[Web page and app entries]
*****

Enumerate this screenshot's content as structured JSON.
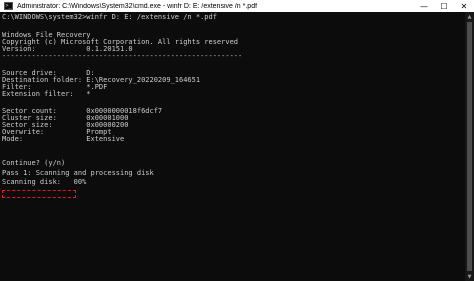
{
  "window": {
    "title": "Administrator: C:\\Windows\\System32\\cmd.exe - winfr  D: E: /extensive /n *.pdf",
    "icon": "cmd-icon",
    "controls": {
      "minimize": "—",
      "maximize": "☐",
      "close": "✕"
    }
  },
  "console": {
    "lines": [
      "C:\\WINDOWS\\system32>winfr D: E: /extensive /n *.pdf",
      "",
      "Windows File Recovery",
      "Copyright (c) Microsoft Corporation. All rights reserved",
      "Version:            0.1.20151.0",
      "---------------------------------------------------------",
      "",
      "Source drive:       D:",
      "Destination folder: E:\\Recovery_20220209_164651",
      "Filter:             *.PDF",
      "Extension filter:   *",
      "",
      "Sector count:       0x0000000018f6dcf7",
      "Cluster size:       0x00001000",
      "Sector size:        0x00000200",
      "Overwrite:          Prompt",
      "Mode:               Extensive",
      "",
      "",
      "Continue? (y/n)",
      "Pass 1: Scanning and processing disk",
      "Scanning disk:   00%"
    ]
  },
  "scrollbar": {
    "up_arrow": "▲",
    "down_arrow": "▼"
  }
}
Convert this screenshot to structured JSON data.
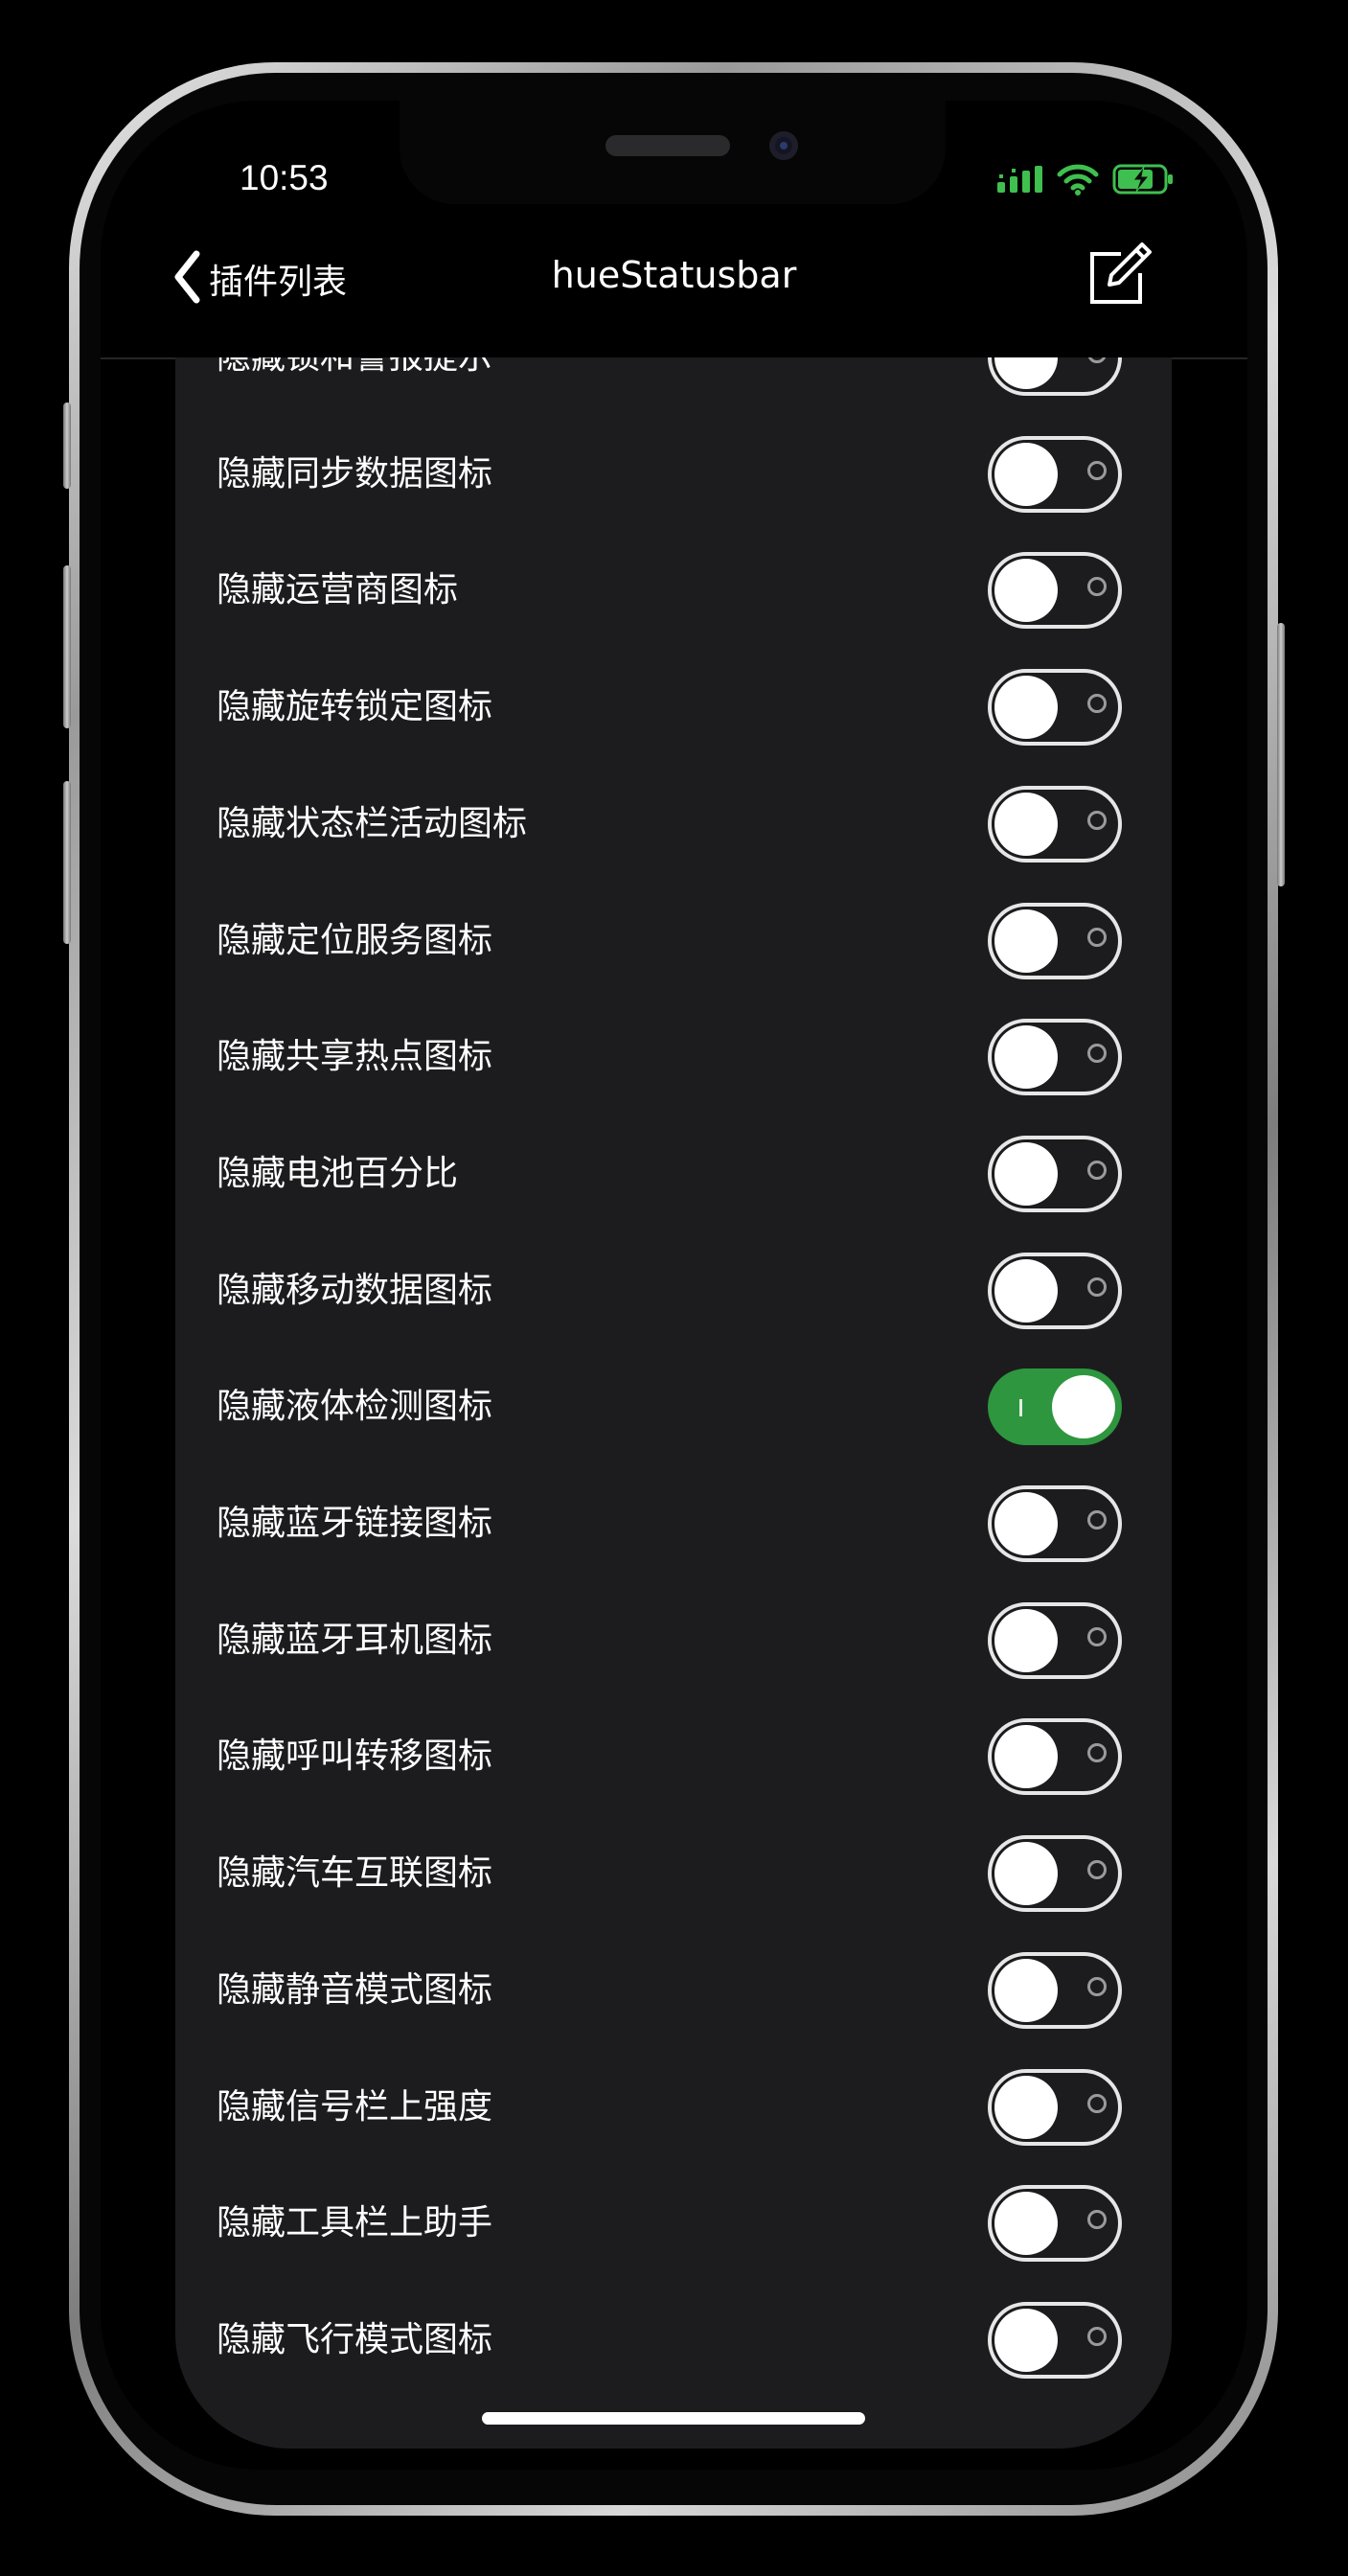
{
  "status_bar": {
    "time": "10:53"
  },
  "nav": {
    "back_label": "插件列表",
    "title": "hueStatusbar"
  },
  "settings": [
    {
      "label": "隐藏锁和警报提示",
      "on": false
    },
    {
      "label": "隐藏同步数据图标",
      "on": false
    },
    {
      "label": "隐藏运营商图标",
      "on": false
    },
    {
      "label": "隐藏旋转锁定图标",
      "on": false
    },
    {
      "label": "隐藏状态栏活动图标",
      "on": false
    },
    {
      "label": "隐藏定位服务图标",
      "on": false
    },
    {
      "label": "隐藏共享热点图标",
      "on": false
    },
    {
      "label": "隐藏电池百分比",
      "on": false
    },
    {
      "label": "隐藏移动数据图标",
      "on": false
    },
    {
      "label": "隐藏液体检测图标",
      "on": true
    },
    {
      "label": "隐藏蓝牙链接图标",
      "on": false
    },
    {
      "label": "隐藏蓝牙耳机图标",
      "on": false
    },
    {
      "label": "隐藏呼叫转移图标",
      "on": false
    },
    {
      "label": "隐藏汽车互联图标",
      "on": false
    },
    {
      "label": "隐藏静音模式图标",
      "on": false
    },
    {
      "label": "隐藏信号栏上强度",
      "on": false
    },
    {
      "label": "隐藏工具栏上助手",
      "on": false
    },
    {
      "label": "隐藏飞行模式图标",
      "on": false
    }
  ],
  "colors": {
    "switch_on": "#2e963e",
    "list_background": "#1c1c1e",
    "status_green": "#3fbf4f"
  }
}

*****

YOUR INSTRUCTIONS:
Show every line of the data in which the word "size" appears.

OUTPUT FOR THIS EXERCISE:
      "Cluster size:       0x00001000",
      "Sector size:        0x00000200",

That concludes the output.